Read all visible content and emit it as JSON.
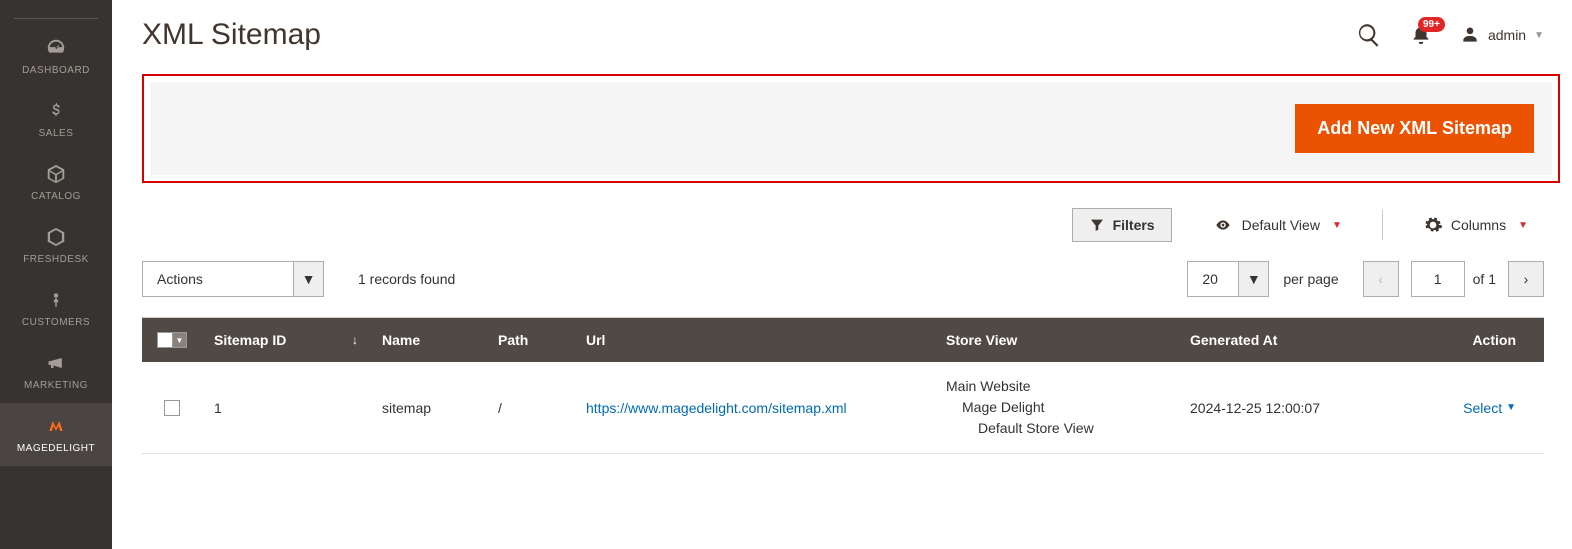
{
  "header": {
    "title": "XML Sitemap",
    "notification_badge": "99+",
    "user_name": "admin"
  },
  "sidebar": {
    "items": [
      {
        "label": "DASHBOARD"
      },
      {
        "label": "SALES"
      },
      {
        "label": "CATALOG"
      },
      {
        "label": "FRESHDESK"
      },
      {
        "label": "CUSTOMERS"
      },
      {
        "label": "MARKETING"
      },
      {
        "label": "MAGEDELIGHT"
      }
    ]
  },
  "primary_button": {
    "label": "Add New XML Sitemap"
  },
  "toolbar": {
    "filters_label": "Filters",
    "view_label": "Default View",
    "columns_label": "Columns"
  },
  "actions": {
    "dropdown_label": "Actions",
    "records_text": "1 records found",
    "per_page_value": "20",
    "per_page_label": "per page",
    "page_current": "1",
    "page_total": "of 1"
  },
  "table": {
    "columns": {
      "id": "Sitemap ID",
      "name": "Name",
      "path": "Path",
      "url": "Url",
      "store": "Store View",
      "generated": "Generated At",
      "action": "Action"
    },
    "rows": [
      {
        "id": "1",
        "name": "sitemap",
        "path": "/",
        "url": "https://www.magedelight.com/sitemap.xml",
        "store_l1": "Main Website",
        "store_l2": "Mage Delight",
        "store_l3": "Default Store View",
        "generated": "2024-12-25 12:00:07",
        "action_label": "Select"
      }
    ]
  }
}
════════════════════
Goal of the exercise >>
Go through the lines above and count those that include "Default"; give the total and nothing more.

Task response >>
2